As a woman over the age of 50, I know first-hand how challenging it can be to maintain fitness. For example, my body doesn’t require the same number of calories as it did when I was younger, but I still need to get enough nutrients. There’s no getting around it, as we age, our bodies, minds, and lives change, and so does what we need to maintain fitness.
Healthy eating, regular exercise, and physical activity are the foundation for fitness after 50.
Aging increases the risk of developing chronic diseases but physical activity can delay or prevent many of them, including heart disease, type 2 diabetes, dementia, and some cancers. Being physically active can also improve mental health, help you sleep better, feel better, and maintain the ability to live independently.
When I was younger, my goals for working out were primarily to maintain weight. Now weight maintenance is a secondary goal, and functional fitness is primary.
Functional fitness is training your body to handle real-life situations. For me, functional fitness means maintaining my balance and not hitting the ground when I trip on an uneven sidewalk. As a frequent flyer, it also means lifting my suitcase into the overhead bin or pulling it off the baggage carousel.
Exercise and physical activity fall into four basic categories—endurance, strength, balance, and flexibility. Regularly including all four types of exercise will give you a wide range of real-life benefits.
Building your endurance makes it easier to carry out many of your everyday activities.

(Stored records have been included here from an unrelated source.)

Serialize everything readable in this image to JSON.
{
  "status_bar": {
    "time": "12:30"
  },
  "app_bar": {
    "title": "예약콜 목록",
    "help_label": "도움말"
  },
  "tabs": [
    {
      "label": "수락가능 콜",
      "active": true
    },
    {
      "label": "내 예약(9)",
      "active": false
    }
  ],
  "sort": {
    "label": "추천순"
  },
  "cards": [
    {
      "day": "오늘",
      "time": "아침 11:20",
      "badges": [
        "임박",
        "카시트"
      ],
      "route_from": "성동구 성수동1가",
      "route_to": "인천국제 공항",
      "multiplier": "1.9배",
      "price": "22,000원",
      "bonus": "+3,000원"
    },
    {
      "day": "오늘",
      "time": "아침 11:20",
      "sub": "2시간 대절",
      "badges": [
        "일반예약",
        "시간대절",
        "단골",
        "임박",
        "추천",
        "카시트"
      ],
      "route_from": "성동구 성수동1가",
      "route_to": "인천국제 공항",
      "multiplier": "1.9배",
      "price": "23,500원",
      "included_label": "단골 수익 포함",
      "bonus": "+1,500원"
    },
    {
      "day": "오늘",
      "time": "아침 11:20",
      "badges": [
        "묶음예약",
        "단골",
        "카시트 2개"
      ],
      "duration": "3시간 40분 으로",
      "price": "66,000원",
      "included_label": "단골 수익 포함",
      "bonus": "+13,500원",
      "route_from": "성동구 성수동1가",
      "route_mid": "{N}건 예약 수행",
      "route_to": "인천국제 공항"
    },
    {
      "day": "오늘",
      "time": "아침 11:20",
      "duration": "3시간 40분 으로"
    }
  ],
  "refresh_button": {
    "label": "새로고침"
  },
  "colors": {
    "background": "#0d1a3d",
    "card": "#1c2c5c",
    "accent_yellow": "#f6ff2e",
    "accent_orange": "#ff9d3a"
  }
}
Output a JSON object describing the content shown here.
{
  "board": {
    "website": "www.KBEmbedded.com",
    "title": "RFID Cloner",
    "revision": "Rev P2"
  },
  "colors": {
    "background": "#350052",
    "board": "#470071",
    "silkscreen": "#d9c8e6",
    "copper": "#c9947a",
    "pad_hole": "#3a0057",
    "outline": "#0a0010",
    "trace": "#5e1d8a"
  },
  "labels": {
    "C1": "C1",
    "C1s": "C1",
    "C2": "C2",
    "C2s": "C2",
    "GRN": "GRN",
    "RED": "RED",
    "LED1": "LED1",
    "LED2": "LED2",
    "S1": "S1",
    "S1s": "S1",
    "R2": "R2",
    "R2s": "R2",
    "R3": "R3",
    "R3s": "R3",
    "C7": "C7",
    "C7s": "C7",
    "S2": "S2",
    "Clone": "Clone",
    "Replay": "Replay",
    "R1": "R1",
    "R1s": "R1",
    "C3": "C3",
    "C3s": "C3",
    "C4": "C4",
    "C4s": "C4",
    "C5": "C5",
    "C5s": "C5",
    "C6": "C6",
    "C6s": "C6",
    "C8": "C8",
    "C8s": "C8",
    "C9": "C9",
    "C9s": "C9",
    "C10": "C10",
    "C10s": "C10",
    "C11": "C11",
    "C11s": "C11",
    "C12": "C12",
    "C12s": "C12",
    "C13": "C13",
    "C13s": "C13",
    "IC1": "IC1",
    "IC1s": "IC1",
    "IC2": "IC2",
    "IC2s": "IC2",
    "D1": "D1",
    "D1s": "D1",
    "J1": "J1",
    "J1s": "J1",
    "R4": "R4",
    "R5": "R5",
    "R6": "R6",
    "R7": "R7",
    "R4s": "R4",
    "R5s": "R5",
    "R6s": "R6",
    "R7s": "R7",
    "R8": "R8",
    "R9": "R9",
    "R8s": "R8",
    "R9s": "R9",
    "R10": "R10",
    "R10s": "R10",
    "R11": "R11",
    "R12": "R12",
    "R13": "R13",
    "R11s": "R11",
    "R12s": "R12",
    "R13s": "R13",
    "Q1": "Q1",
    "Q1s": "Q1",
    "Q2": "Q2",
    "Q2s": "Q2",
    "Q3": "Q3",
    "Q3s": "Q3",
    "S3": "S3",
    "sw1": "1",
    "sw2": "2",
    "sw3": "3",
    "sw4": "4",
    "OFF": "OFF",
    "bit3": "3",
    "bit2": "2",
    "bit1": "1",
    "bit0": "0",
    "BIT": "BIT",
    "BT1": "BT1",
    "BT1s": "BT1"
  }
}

Endurance exercises include brisk walking or jogging, yard work (mowing, raking, digging), and dancing.